Gymnastic exercises, for example, are very demanding, not only on the axial but also the peripheral skeleton, and they involve strong forces due to hyperextensive and hyperflexion exercises. A certain degree of hypermobility and increased flexibility is necessary to perform some gymnastic exercises, and so training is required to improve this flexibility. Unnatural movements are sometimes necessary in order to increase this hypermobility and flexibility.
Watch this session on ECR Live: Saturday, March 9, 16:00–17:30, Room G/H
Advanced MR imaging techniques such as perfusion and functional imaging have been a great help in improving the diagnosis and staging of brain tumours. Unlike conventional MR techniques, advanced MR techniques can be used to obtain information not only on the morphological, but also on the functional characteristics of tumours.
One of the most common types of brain tumour is glioblastoma, which is highly malignant and has a high cell reproduction rate due to the fact that it is nourished by a large network of blood vessels. According to the American Brain Tumour Association there are two types of glioblastoma: primary glioblastomas, which tend to form and make their presence known quickly by growing aggressively, and secondary glioblastomas, which are also aggressive but show slower growth and only represent 10% of all diagnoses.
Watch this session on ECR Live: Thursday, March 7, 16:00–17:30, Room D2
Over the past decade, technological improvements have led to the widespread use of imaging modalities in the prediction, diagnosis and follow-up of coronary disease. Radiologists now have the ability to obtain information on the structure of cardiac muscle with MRI and evaluate cardiac arteries with CT, while hybrid imaging will soon allow them to do both. Cardiac CT will also provide more functional information in the future, and its use will continue to grow. Experts will present the newest and upcoming possibilities of cardiac imaging today at the ECR.
Advances in cardiac CT have brought its use in clinical routine to unprecedented levels.

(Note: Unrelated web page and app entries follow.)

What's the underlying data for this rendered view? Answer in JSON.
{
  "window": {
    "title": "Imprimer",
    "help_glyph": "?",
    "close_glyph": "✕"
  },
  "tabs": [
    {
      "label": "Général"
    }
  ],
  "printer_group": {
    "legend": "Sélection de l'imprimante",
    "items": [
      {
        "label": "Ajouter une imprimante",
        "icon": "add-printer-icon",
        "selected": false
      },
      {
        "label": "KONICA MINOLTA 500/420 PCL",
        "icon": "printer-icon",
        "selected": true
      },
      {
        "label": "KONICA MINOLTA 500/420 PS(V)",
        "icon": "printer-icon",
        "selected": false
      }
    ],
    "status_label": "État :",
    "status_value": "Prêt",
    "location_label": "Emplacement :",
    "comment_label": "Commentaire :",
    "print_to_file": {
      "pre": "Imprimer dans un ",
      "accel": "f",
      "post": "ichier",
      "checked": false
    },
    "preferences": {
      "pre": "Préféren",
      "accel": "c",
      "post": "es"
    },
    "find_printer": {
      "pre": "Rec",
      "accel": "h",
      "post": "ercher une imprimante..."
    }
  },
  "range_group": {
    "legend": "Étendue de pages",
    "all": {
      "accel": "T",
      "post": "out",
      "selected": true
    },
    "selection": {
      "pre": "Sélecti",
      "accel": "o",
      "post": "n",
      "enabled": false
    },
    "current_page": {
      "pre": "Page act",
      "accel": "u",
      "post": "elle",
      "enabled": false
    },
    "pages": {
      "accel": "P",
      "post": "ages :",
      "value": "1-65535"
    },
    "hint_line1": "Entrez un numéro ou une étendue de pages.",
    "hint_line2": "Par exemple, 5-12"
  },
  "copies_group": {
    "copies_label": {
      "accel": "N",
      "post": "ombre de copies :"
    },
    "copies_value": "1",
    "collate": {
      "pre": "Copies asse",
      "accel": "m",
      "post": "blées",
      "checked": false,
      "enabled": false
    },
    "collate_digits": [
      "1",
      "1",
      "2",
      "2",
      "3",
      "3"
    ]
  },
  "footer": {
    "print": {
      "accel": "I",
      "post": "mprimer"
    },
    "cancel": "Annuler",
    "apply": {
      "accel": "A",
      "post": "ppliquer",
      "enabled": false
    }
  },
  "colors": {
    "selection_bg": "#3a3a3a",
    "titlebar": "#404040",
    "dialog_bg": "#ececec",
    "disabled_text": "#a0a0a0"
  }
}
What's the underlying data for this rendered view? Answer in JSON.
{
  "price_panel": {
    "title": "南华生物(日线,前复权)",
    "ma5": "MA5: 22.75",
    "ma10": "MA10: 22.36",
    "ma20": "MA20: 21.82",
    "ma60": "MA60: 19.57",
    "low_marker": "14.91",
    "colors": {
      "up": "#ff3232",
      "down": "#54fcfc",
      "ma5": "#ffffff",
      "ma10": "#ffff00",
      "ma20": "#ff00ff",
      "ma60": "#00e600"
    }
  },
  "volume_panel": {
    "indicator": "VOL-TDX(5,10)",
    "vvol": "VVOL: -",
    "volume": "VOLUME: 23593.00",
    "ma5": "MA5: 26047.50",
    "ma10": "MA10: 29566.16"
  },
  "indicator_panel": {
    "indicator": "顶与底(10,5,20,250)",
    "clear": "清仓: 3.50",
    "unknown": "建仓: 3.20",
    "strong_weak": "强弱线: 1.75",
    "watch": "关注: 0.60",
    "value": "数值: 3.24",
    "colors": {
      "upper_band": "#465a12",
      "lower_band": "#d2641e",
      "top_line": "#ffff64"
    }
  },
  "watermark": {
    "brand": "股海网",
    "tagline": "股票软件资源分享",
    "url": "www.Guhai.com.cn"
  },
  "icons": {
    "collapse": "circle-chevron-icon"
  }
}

The main reason is that image acquisition optimisation strategies allow radiologists to assess blood vessels with the same efficiency as coronary angiography, non-invasively and almost instantaneously.